▶ **TRY IT**:
A line belongs in the answer if it contains "thumbnail"; copy every such line from the entries below.

▶ **MATERIAL FOR THIS EXERCISE**:
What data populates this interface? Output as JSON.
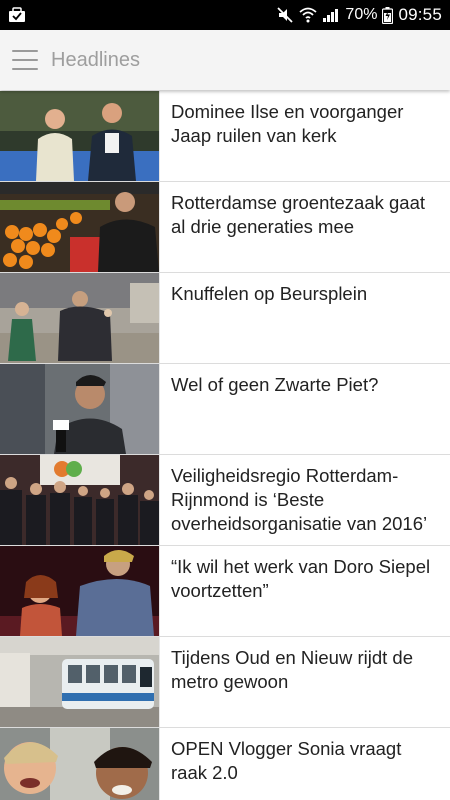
{
  "status_bar": {
    "battery_percent": "70%",
    "time": "09:55",
    "icons": [
      "notification-icon",
      "mute-icon",
      "wifi-icon",
      "signal-icon",
      "battery-icon"
    ]
  },
  "app_bar": {
    "menu_icon": "hamburger-menu-icon",
    "title": "Headlines"
  },
  "headlines": [
    {
      "title": "Dominee Ilse en voorganger Jaap ruilen van kerk",
      "thumbnail": "two presenters in a church"
    },
    {
      "title": "Rotterdamse groentezaak gaat al drie generaties mee",
      "thumbnail": "vegetable shop with oranges"
    },
    {
      "title": "Knuffelen op Beursplein",
      "thumbnail": "people hugging on a street"
    },
    {
      "title": "Wel of geen Zwarte Piet?",
      "thumbnail": "man being interviewed"
    },
    {
      "title": "Veiligheidsregio Rotterdam-Rijnmond is ‘Beste overheidsorganisatie van 2016’",
      "thumbnail": "group of officials on stage"
    },
    {
      "title": "“Ik wil het werk van Doro Siepel voortzetten”",
      "thumbnail": "theatre performance"
    },
    {
      "title": "Tijdens Oud en Nieuw rijdt de metro gewoon",
      "thumbnail": "metro at a station"
    },
    {
      "title": "OPEN Vlogger Sonia vraagt raak 2.0",
      "thumbnail": "two laughing women"
    }
  ],
  "colors": {
    "status_bar_bg": "#000000",
    "app_bar_bg": "#f4f4f4",
    "title_color": "#9e9e9e",
    "text_color": "#222222"
  }
}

▶ **WRITTEN SOLUTION**:
      "thumbnail": "two presenters in a church"
      "thumbnail": "vegetable shop with oranges"
      "thumbnail": "people hugging on a street"
      "thumbnail": "man being interviewed"
      "thumbnail": "group of officials on stage"
      "thumbnail": "theatre performance"
      "thumbnail": "metro at a station"
      "thumbnail": "two laughing women"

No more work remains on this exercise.